• _Assigned task_
Lines with the word "redirect" in them must be copied from the records below.

*** Entries supplied ***

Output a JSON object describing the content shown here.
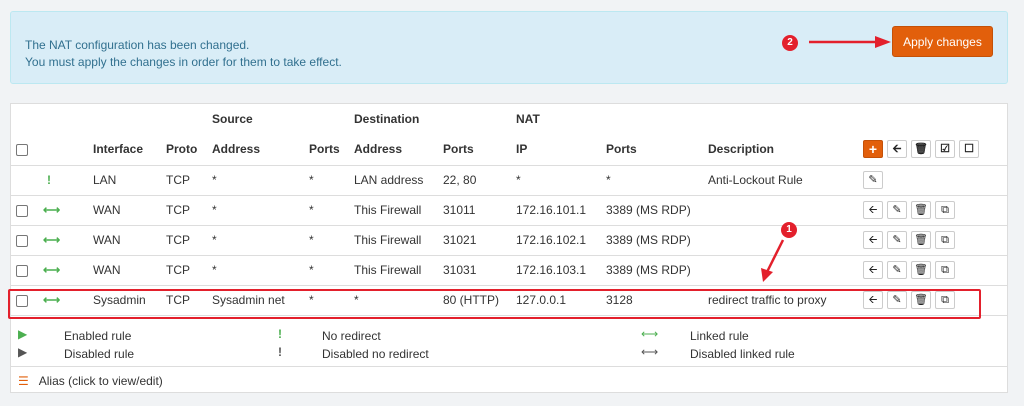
{
  "alert": {
    "line1": "The NAT configuration has been changed.",
    "line2": "You must apply the changes in order for them to take effect.",
    "apply_label": "Apply changes"
  },
  "annotations": {
    "badge1": "1",
    "badge2": "2"
  },
  "table": {
    "group_source": "Source",
    "group_destination": "Destination",
    "group_nat": "NAT",
    "columns": [
      "Interface",
      "Proto",
      "Address",
      "Ports",
      "Address",
      "Ports",
      "IP",
      "Ports",
      "Description"
    ],
    "rows": [
      {
        "interface": "LAN",
        "proto": "TCP",
        "src_addr": "*",
        "src_ports": "*",
        "dst_addr": "LAN address",
        "dst_ports": "22, 80",
        "nat_ip": "*",
        "nat_ports": "*",
        "description": "Anti-Lockout Rule"
      },
      {
        "interface": "WAN",
        "proto": "TCP",
        "src_addr": "*",
        "src_ports": "*",
        "dst_addr": "This Firewall",
        "dst_ports": "31011",
        "nat_ip": "172.16.101.1",
        "nat_ports": "3389 (MS RDP)",
        "description": ""
      },
      {
        "interface": "WAN",
        "proto": "TCP",
        "src_addr": "*",
        "src_ports": "*",
        "dst_addr": "This Firewall",
        "dst_ports": "31021",
        "nat_ip": "172.16.102.1",
        "nat_ports": "3389 (MS RDP)",
        "description": ""
      },
      {
        "interface": "WAN",
        "proto": "TCP",
        "src_addr": "*",
        "src_ports": "*",
        "dst_addr": "This Firewall",
        "dst_ports": "31031",
        "nat_ip": "172.16.103.1",
        "nat_ports": "3389 (MS RDP)",
        "description": ""
      },
      {
        "interface": "Sysadmin",
        "proto": "TCP",
        "src_addr": "Sysadmin net",
        "src_ports": "*",
        "dst_addr": "*",
        "dst_ports": "80 (HTTP)",
        "nat_ip": "127.0.0.1",
        "nat_ports": "3128",
        "description": "redirect traffic to proxy"
      }
    ]
  },
  "legend": {
    "enabled_rule": "Enabled rule",
    "disabled_rule": "Disabled rule",
    "no_redirect": "No redirect",
    "disabled_no_redirect": "Disabled no redirect",
    "linked_rule": "Linked rule",
    "disabled_linked_rule": "Disabled linked rule",
    "alias": "Alias (click to view/edit)"
  },
  "colors": {
    "accent": "#e25f0b",
    "annotation": "#e3202c",
    "enabled": "#4caf50"
  }
}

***

• _Your response_
        "description": "redirect traffic to proxy"
    "no_redirect": "No redirect",
    "disabled_no_redirect": "Disabled no redirect",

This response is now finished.